The first greenSquat production is a new play called WRITER 1272, a comedy by local playwright Vincent Delaney about plagiarism, ghost writing, and the complex conditions of college admissions. WRITER 1272 is “squatting” on SU’s recent staging of Island of Slaves, reusing the set, production materials and even posters from the previous play to create an eco-friendly production. Any added materials are themselves found, recycled, or repurposed – nothing new. greenSquat creator Steve Galatro says says, “Theatre is wasteful. In terms of time, money, energy, and physical resources, we have not yet done our best as a theatre community to embrace the trend of sustainability that is now present all around us. In greenSquat, we are challenging students to examine their responsibility as eco-conscious artists: examining the wide array of materials that make a production and imagining their potential to make another production entirely.”

SU hopes that greenSquat will inspire other theater artists to reduce their environmental impact as well and has partnered with a number of local businesses to promote the idea and will offer raffles and green product giveaways at all shows.

WRITER 1272 runs through March 13 at SU’s Lee Center for the Arts; tickets are available at the door or in advance through the box office which is open Wednesday through Saturday from 1:30 to 6:00 pm; call 206.296.2244 for ticket details.

Go to the Green Theater Initiative

Mo`olelo’s Green Theater Choices Toolkit

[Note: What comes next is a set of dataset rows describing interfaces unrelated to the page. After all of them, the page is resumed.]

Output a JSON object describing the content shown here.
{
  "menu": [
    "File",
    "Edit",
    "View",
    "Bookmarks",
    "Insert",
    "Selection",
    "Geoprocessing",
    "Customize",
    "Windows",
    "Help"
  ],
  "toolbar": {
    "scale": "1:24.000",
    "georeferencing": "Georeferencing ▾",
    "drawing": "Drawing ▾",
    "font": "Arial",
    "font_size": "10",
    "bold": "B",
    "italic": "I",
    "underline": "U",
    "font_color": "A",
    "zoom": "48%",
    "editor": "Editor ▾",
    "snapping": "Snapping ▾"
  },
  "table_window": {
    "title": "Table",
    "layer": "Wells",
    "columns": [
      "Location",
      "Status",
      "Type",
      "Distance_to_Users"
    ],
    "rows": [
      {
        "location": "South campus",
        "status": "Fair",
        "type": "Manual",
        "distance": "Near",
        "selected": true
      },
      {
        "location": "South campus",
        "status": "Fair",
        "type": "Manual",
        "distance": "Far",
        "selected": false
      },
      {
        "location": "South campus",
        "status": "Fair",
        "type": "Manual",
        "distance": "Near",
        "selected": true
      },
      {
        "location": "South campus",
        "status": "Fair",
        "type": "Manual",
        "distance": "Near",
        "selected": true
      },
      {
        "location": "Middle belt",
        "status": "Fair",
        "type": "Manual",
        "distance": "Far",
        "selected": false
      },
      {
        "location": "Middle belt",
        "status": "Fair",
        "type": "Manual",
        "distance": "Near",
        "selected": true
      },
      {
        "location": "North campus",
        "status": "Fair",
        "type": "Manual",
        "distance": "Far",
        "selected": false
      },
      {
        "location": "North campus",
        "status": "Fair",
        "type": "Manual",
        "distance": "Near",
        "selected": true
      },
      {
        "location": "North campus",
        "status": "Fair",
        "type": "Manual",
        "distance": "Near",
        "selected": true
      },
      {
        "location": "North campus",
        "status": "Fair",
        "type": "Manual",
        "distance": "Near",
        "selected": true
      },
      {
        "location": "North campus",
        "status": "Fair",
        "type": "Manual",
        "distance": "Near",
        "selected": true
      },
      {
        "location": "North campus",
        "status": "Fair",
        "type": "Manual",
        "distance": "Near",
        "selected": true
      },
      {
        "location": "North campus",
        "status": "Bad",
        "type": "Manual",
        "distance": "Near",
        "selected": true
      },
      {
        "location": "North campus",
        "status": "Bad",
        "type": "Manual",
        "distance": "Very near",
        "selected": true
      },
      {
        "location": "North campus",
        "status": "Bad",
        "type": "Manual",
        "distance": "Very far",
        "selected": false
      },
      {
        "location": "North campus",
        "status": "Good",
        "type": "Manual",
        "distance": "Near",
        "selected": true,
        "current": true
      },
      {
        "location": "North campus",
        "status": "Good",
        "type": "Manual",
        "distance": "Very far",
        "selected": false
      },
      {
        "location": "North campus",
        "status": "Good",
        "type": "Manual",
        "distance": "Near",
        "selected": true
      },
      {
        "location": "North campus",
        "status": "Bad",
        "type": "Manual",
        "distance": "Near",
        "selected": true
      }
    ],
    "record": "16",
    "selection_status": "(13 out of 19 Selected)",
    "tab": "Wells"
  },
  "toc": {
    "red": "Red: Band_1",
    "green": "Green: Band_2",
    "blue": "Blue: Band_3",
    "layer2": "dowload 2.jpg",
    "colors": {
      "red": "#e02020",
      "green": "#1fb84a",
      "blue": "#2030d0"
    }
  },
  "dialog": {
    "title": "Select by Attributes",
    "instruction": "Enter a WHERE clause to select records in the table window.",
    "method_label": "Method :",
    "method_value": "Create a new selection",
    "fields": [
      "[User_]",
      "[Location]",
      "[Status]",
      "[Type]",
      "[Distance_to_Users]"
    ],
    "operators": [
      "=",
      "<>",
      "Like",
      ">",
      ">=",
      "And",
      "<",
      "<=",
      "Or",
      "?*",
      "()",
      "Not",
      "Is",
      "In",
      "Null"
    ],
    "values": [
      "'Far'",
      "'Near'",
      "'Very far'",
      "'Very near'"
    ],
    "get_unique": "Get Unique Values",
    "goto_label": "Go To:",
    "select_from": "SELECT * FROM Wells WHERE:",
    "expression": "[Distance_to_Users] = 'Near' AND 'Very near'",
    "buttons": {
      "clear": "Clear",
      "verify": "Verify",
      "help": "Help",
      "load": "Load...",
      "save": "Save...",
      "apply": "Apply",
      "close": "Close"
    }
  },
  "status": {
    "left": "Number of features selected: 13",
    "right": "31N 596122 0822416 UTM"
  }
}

click hereto downloadIn Fall 2008, Mo`olelo received a MetLife/TCG A-ha! Think it , Do it grant to research and develop a tool to measure the environmental impact of theater and help the industry make choices that do not cause long-term damage to our communities. We partnered with Brown & Wilmanns Environmental Consulting and adopted their “Green Choices” methodology. The Green Theater Choices Toolkit was finally completed on December 18, 2009. Click here to download the 24-page pdf.

via GREEN MO`OLELO.